2. Johnson's argument that his limitation period began to run on May 12, 1997, the date "he finished exhausting state remedies" is without merit. His conviction became final on January 4, 1995, following the expiration of his time for filing for certiorari review upon exhaustion of state remedies available on direct appeal. See Earnest v. Dorsey, 87 F.3d 1123, 1132 (10th Cir. 1996) (citation omitted). See also Sup. Ct. R. 13 (stating that party seeking certiorari review must file his petition within ninety days from the date of entry of judgment or order sought to be reviewed).

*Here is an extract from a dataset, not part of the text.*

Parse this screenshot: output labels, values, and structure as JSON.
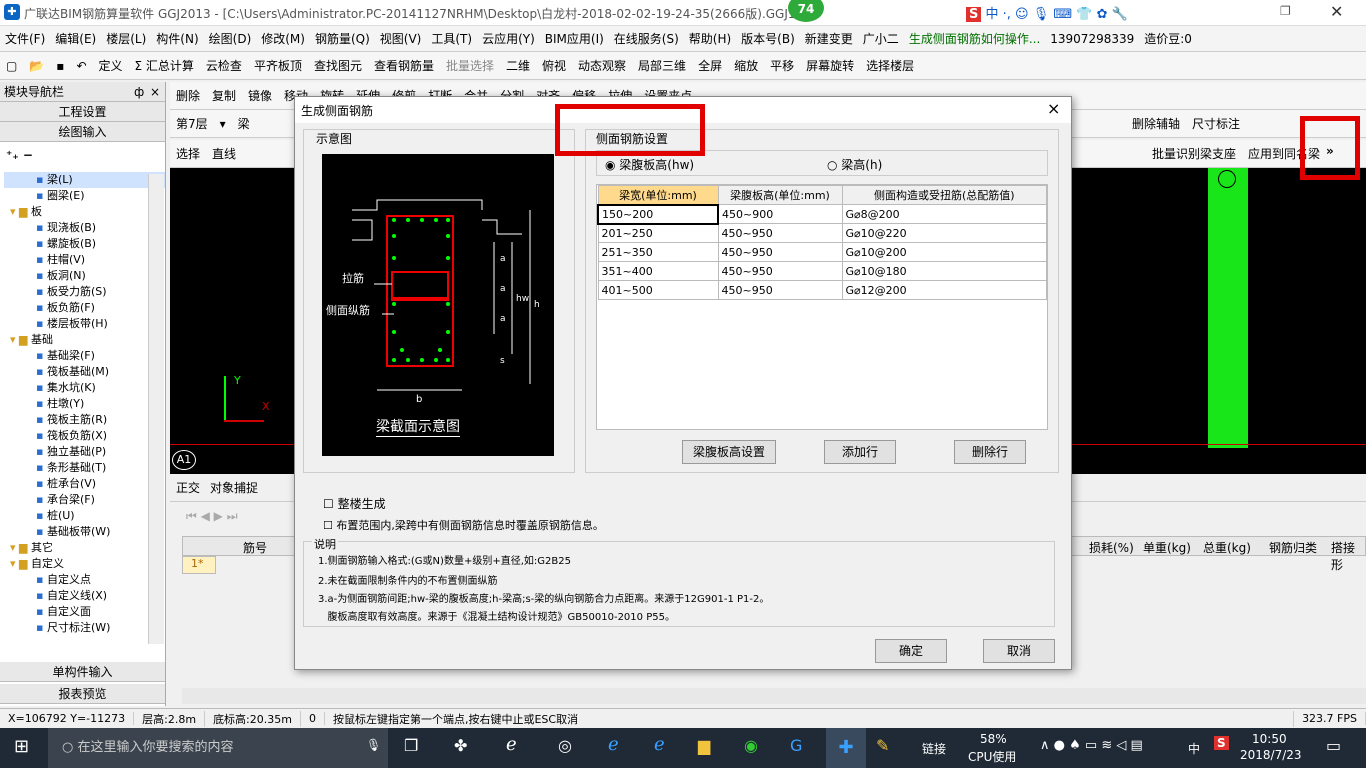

3. In deciding that Jackson spent 128 days properly pursing post-conviction relief in Oklahoma state courts, we count the time between June 18, 1996, when he filed his petition for post-conviction relief, and July 29, 1996, when the state trial court denied the petition. Because we are required to subtract time only for the period a petitioner's "properly filed" post-conviction relief application is being pursued, see 28 U.S.C. § 2244(d)(2), we do not count the 111 days between the time Jackson filed his post-conviction appeal on September 3, 1996, and December 23, 1996, when the Oklahoma Court of Criminal Appeals dismissed the appeal as untimely. See Okla. Stat. tit. 22, § 1087 (stating that an applicant has 30 days from the entry of judgment to file a petition in error with the state appellate court). But because Oklahoma law provides that an applicant can seek leave to file an appeal out of time, see Smith v. State, 611 P.2d 276 (Okla. Crim. App. 1980), we count the time between February 14, 1997, when Jackson filed an application in the state trial court for a post-conviction appeal out of time, and May 12, 1997, when the state appellate court affirmed the denial of his request. We note, however, that even were we to toll the 111 days, Jackson would have filed his petition some 389 days after AEDPA's effective date, still outside the one year statute of limitation period. Jackson also faults the district court for concluding that January 12, 1998, the date it received his petition, was the date on which he sought habeas relief. He argues that we should apply the mailbox rule and use January 8, 1998, the date he placed his petition in the prison mail room, as the filing date. Even with this date, however, his petition does not fall within the limitation period.